Your answer should consist of the lines in the following data that contain "dashboard".

╭─ Source information

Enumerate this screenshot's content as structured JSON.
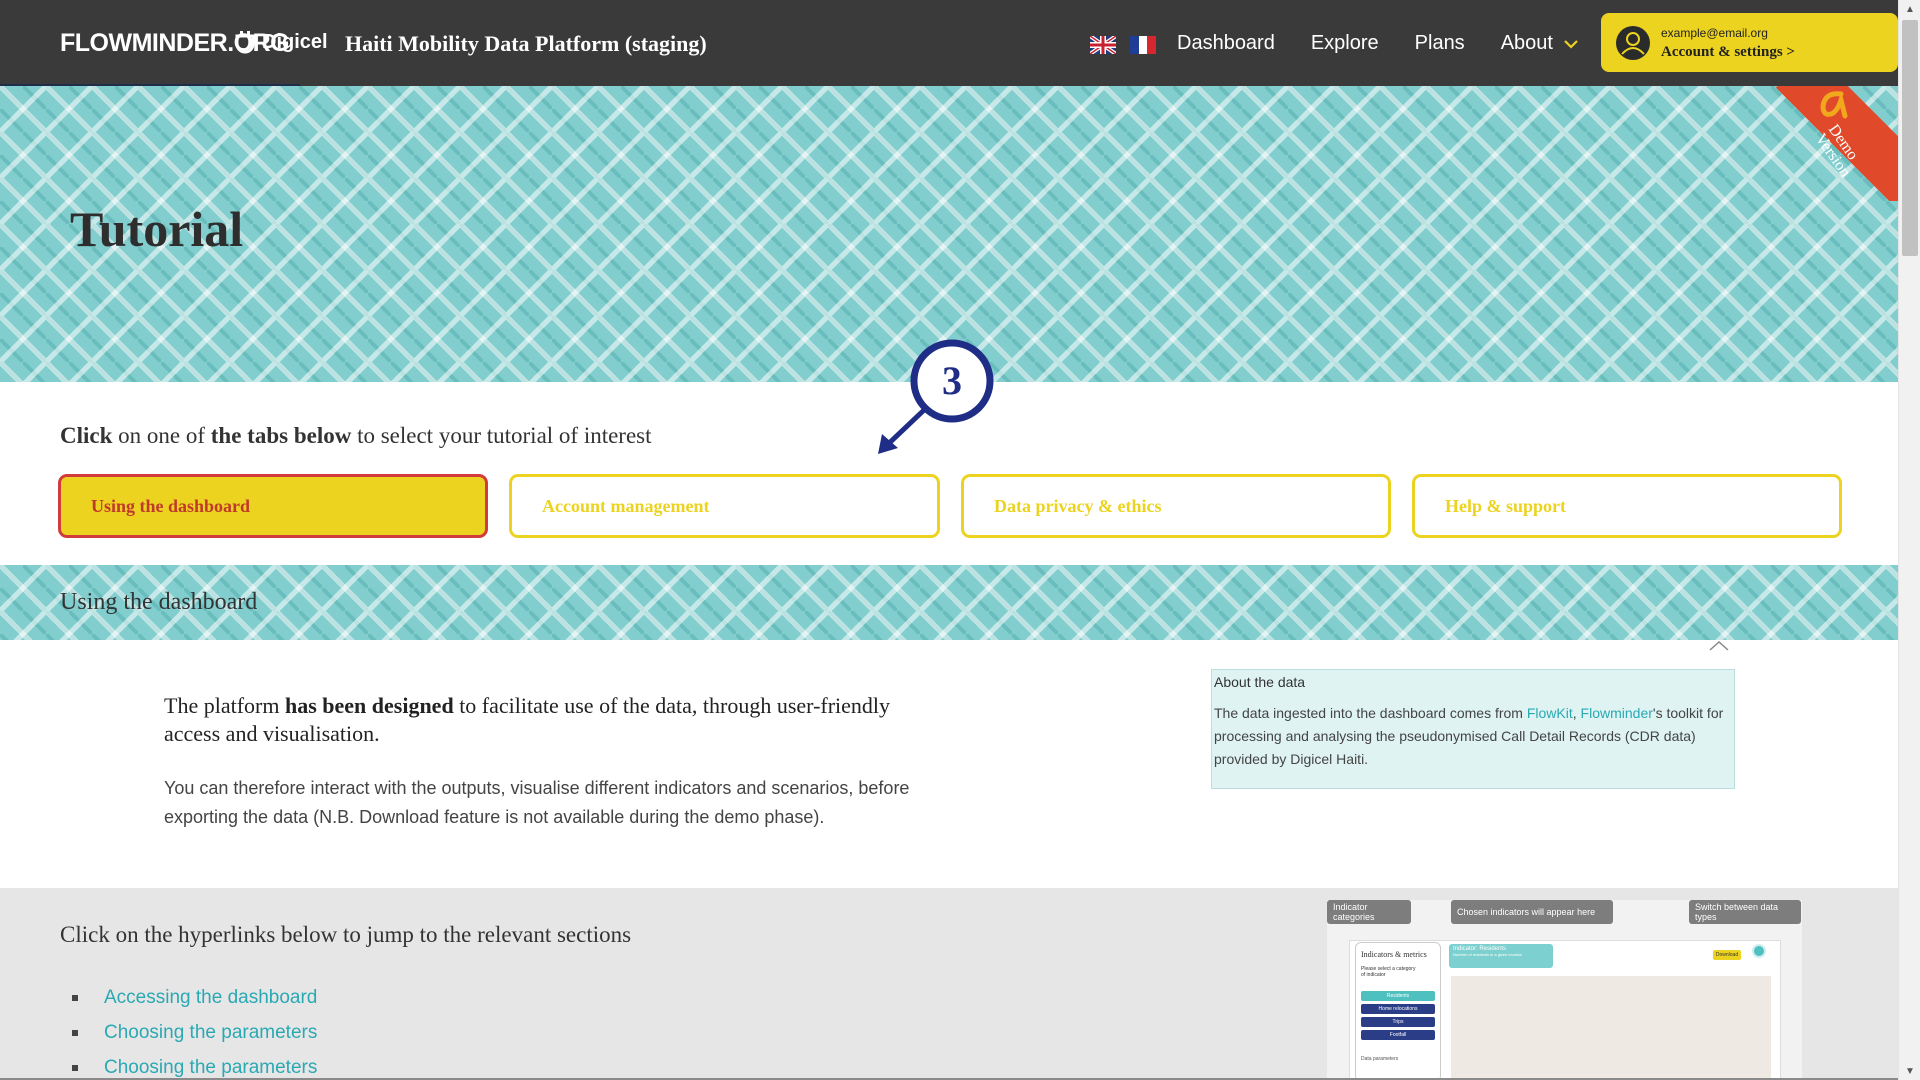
{
  "header": {
    "brand": "FLOWMINDER.ORG",
    "partner": "Digicel",
    "app_title": "Haiti Mobility Data Platform (staging)",
    "flags": [
      "uk-flag-icon",
      "france-flag-icon"
    ],
    "nav": {
      "dashboard": "Dashboard",
      "explore": "Explore",
      "plans": "Plans",
      "about": "About"
    },
    "account": {
      "email": "example@email.org",
      "link": "Account & settings >"
    }
  },
  "hero": {
    "title": "Tutorial",
    "ribbon": "Demo\nVersion"
  },
  "callout": {
    "number": "3"
  },
  "tabs": {
    "intro_prefix": "Click",
    "intro_mid1": " on one of ",
    "intro_bold": "the tabs below",
    "intro_rest": " to select your tutorial of interest",
    "items": [
      {
        "label": "Using the dashboard",
        "active": true
      },
      {
        "label": "Account management",
        "active": false
      },
      {
        "label": "Data privacy & ethics",
        "active": false
      },
      {
        "label": "Help & support",
        "active": false
      }
    ]
  },
  "section": {
    "title": "Using the dashboard",
    "lead_part1": "The platform ",
    "lead_bold": "has been designed",
    "lead_part2": " to facilitate use of the data, through user-friendly access and visualisation.",
    "body": "You can therefore interact with the outputs, visualise different indicators and scenarios, before exporting the data (N.B. Download feature is not available during the demo phase)."
  },
  "about_box": {
    "title": "About the data",
    "text_before": "The data ingested into the dashboard comes from ",
    "link1": "FlowKit",
    "comma": ", ",
    "link2": "Flowminder",
    "text_after": "'s toolkit for processing and analysing the pseudonymised Call Detail Records (CDR data) provided by Digicel Haiti."
  },
  "hyperlinks": {
    "title": "Click on the hyperlinks below to jump to the relevant sections",
    "items": [
      "Accessing the dashboard",
      "Choosing the parameters",
      "Choosing the parameters"
    ]
  },
  "preview": {
    "tips": [
      "Indicator categories",
      "Chosen indicators will appear here",
      "Switch between data types"
    ],
    "side_title": "Indicators & metrics",
    "side_sub": "Please select a category of indicator",
    "pills": [
      "Residents",
      "Home relocations",
      "Trips",
      "Footfall"
    ],
    "side_foot": "Data parameters",
    "ind_title": "Indicator: Residents",
    "ind_sub": "Number of residents in a given location",
    "button": "Download"
  },
  "colors": {
    "accent_yellow": "#ecd31f",
    "teal": "#82cdcd",
    "link_teal": "#2aa9b3",
    "active_border": "#d23b3b",
    "navy": "#1f2d87",
    "ribbon_red": "#e04a2b"
  }
}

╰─

--- Written response ---
      "dashboard": "Dashboard",
        "label": "Using the dashboard",
    "title": "Using the dashboard",
    "text_before": "The data ingested into the dashboard comes from ",
      "Accessing the dashboard",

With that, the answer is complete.